According to the General Director of PMCG Lekso Aleksishvili, the management team had the theoretical knowledge and recognized the weaknesses that were visible, but not the human factors that hindered the growth of the company.
"To use an analogy from football, everyone knows that the team's victory depends on that last goal, but at the crucial moment, you might not pass the ball for another player to make the shot. This can happen for any number of reasons: you might feel that you can do it better, you need to prove yourself, you might think the other team players are not worthy or not strong enough to achieve the goal, etc. As a result, the team fails to get the desired result", says Aleksishvili.
In its second year of collaboration, the company's management team of seven people is participating in the "InsideMyLeadership" program with the Leo Institute. As a result, in terms of corporate growth, the company had 40% year-on-year growth in 2022, and sales increased by 75%. Their goal is to maintain this growth for the next five years and have a sustainability so that the quality does not deteriorate with the company's rapid growth.
"Overall, I believe that the program is beneficial for individual growth and the mutual cooperation of leaders. I see changes in how they approach challenges, give and receive feedback, and how the process is much more collegial as a result," Aleksishvili explains.
According to Aleksishvili, his main challenge as a leader in this process was recognizing the barriers that prevented his team from succeeding.
"For 30 years, I have worked with businesses of various size in more than ten countries. I have observed a common leadership misconception – a lack of belief in human factors and that employee engagement is crucial for the company's success. Each of our consecutive project proves that the human factor is critical in getting good versus incredible results in the company," Sami Cohen notes.
He recalls the experience of working with Maxim – CEO of large organisation, who believed that his employees were an asset and liked to repeatedly highlight this when speaking with them.
"They (employees) create a company. For two companies with the same resources, people make all the difference. They are the main creators of tangible results," the company's CEO explains.
Despite this fact his HR was in charge of employee empowerment. During the conversation, Cohen reassured Maxime that focusing on employee and human interaction should be a priority for the leadership team, while the HR team is there to assist with the right tools and implementation.
"I admit that my first reaction was to delegate this process to the HR department. But now I know what employee empowerment culture is. My company's profits are my responsibility, not HR's. I remember our conversation, where you mentioned that 75% of employee motivation is related to how they are directly managed.
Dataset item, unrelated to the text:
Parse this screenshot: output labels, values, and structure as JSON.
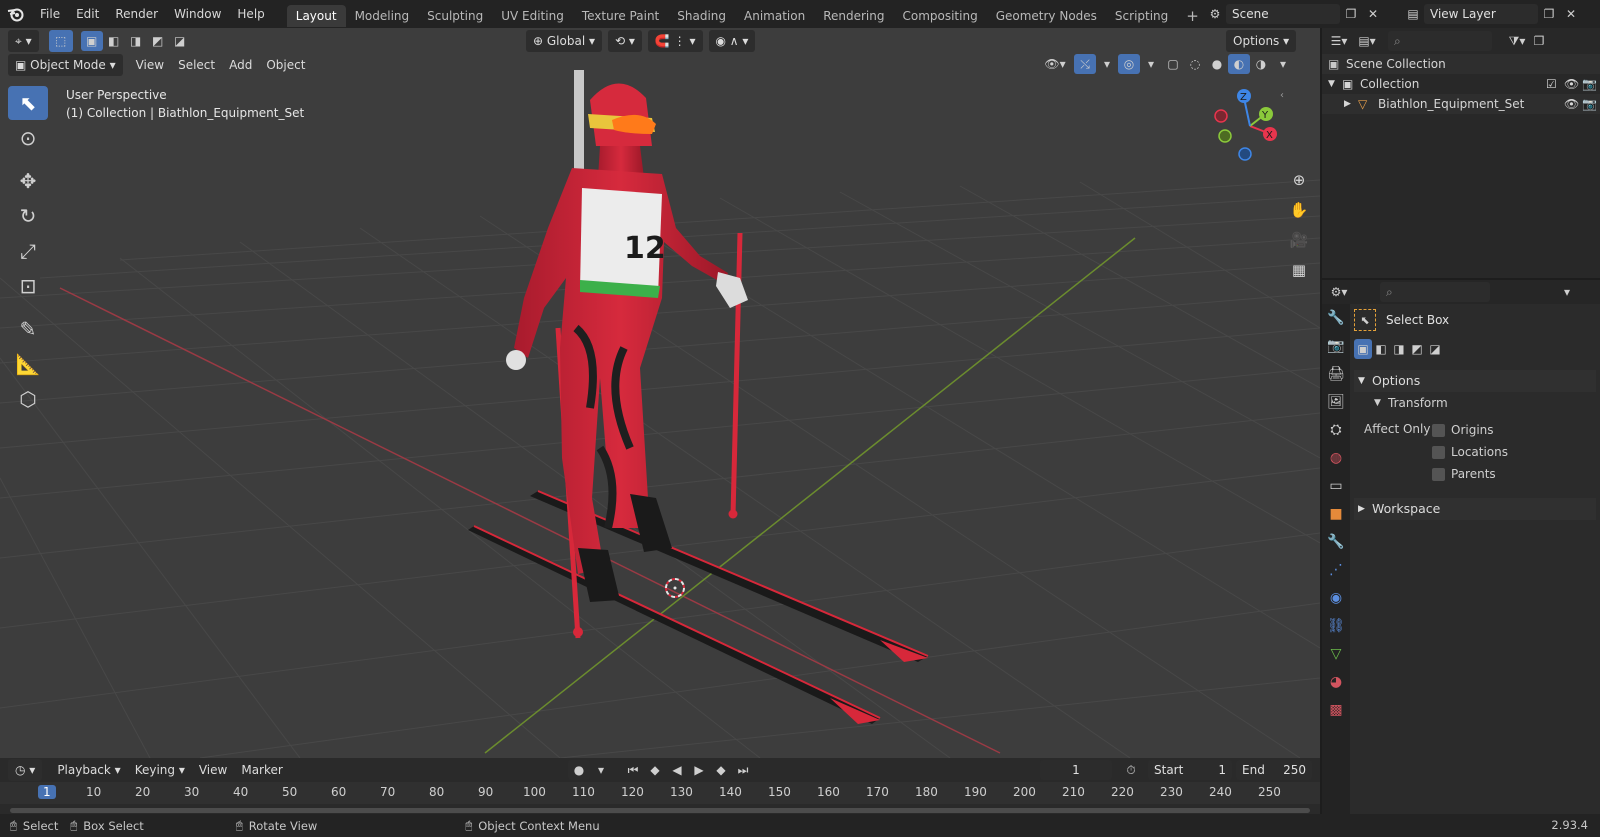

As such, significant improvements can be made by increasing the leadership skills of managers," Maxim told Cohen.
Maxim and Cohen worked for exactly six years on the company culture, making it the most profitable in the industry. Cohen recalls seeing the confidence and joy on the faces of the managers every time he visited the company. They were proud to work for an organization that appreciated human dimension and ascribed growth and solid results to this program